►

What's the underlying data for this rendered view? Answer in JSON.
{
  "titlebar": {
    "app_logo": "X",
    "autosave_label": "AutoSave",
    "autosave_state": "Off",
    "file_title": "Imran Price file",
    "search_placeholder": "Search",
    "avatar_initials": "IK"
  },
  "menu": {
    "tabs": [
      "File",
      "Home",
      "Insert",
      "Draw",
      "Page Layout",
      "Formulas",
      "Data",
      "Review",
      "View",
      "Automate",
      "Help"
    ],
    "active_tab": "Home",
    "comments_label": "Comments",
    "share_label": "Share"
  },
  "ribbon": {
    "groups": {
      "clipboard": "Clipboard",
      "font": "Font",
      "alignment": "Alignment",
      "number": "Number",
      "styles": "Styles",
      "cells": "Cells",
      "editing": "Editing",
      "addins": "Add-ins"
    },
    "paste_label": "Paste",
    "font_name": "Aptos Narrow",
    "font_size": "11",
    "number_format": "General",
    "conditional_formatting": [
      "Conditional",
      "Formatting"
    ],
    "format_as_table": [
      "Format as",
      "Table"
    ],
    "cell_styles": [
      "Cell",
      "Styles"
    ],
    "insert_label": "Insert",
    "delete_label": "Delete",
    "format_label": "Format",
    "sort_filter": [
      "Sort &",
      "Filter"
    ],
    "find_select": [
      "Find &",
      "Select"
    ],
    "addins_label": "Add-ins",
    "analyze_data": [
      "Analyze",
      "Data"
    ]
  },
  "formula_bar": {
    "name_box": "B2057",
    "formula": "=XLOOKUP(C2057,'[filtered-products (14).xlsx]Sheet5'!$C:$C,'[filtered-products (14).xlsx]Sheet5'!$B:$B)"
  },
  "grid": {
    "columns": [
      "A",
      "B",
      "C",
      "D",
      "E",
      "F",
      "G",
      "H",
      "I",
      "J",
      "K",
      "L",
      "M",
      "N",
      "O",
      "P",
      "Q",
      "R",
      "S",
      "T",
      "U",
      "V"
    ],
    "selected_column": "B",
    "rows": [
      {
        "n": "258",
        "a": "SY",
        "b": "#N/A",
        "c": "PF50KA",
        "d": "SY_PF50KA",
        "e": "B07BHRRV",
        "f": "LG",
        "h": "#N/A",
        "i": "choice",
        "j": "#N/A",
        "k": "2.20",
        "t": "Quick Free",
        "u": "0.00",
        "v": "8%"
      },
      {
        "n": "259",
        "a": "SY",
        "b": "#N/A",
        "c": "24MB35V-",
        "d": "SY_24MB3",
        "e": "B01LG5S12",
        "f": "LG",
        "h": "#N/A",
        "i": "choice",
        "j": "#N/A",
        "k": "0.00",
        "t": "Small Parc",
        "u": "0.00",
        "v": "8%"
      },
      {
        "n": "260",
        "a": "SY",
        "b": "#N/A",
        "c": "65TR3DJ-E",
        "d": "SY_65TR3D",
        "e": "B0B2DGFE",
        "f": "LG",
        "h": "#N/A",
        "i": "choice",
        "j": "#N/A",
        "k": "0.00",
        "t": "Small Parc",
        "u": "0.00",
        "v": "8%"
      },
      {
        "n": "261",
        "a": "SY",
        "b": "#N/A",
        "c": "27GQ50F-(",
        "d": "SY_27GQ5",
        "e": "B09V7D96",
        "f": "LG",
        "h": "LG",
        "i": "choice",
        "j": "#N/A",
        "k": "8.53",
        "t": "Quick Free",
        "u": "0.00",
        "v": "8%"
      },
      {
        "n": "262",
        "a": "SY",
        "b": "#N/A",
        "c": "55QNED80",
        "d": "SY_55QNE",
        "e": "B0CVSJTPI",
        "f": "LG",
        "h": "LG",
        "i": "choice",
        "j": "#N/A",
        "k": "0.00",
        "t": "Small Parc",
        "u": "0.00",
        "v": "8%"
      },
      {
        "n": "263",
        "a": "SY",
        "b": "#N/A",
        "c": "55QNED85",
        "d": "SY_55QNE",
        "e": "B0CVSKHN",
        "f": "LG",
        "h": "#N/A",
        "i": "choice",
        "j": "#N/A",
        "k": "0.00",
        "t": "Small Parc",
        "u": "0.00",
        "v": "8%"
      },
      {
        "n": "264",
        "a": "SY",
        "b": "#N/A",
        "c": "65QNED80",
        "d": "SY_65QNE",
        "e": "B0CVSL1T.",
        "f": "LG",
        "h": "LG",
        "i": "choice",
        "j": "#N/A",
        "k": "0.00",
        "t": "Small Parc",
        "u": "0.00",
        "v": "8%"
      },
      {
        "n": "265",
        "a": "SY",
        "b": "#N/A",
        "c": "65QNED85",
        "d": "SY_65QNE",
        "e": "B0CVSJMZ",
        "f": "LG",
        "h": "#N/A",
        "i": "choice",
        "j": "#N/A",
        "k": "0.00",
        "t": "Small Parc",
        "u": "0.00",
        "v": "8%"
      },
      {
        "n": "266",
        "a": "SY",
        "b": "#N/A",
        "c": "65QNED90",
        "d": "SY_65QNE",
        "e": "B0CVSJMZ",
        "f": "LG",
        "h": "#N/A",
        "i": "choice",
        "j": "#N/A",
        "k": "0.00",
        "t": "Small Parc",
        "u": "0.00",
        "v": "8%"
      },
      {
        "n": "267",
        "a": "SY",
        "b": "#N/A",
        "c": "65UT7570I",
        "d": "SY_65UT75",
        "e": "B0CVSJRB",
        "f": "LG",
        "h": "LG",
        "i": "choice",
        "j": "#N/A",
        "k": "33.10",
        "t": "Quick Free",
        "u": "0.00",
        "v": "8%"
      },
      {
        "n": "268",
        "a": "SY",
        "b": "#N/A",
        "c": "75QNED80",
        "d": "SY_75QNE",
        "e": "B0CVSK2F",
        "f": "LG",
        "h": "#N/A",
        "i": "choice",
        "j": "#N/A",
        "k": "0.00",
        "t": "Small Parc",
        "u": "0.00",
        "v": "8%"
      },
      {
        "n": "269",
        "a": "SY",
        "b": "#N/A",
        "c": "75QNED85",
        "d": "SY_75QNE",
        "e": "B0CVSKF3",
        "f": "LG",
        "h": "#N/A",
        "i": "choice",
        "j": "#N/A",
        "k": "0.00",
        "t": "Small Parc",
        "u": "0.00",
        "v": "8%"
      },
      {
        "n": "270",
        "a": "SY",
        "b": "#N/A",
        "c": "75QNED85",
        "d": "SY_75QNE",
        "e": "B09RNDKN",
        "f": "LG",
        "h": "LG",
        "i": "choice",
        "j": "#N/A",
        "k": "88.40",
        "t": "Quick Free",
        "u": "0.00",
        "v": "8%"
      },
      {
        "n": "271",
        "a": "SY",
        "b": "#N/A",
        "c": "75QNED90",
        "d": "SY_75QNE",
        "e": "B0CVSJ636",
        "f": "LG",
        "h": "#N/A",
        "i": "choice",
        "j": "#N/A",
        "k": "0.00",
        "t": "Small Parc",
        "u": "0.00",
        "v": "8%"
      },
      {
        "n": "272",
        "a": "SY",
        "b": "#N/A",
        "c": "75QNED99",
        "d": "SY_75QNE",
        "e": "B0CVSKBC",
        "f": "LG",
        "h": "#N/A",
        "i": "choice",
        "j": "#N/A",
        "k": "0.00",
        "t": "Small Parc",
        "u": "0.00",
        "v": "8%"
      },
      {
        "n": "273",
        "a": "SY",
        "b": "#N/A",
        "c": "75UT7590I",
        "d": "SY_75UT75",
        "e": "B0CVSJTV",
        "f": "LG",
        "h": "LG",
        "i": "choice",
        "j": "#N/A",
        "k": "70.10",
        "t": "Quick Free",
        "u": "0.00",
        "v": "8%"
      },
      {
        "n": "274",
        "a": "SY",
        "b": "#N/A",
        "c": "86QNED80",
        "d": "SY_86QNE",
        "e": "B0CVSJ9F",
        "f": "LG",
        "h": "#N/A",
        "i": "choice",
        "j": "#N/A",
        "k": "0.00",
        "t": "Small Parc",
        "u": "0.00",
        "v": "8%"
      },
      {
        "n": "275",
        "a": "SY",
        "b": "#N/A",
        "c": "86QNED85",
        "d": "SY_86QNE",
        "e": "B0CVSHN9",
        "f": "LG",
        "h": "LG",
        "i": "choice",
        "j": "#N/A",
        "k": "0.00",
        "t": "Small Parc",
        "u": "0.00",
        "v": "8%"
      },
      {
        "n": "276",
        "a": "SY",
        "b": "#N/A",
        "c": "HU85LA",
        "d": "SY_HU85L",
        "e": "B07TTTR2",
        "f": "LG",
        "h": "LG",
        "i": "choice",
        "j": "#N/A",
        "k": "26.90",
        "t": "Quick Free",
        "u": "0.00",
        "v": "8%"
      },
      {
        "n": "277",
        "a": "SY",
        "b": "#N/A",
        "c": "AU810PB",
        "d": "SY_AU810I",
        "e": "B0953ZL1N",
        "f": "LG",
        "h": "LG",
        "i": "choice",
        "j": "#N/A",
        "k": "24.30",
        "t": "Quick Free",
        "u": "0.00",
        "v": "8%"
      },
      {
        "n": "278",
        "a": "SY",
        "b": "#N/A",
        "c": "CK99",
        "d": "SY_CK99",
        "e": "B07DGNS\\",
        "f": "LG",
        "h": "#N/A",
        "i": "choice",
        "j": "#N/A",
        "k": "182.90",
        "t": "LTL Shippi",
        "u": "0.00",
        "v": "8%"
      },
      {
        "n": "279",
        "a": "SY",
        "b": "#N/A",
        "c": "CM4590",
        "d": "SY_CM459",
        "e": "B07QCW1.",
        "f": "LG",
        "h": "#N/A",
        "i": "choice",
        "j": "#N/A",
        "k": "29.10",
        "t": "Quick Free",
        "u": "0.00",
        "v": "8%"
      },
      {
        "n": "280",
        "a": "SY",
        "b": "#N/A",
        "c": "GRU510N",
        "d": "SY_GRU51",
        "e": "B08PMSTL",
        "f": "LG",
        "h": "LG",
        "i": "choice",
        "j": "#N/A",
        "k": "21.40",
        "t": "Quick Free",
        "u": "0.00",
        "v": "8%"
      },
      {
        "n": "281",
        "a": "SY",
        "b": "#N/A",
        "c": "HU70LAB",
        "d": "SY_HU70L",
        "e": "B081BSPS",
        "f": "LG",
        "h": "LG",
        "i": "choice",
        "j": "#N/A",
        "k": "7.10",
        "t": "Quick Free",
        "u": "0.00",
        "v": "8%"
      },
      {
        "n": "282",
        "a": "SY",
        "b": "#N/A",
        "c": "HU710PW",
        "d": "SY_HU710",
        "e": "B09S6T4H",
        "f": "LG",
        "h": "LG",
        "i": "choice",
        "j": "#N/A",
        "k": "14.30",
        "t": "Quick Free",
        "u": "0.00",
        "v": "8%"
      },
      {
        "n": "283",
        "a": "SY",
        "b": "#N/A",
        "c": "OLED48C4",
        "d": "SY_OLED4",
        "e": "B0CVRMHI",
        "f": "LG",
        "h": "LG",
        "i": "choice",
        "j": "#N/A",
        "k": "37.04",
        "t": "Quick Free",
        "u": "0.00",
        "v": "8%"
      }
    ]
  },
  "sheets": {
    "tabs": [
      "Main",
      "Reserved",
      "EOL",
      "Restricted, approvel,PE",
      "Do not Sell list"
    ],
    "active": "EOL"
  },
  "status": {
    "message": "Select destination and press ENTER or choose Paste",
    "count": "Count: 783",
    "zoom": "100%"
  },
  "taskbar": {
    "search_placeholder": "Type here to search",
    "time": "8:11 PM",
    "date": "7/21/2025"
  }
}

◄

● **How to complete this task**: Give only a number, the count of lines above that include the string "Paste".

● **Solution for this problem**: 2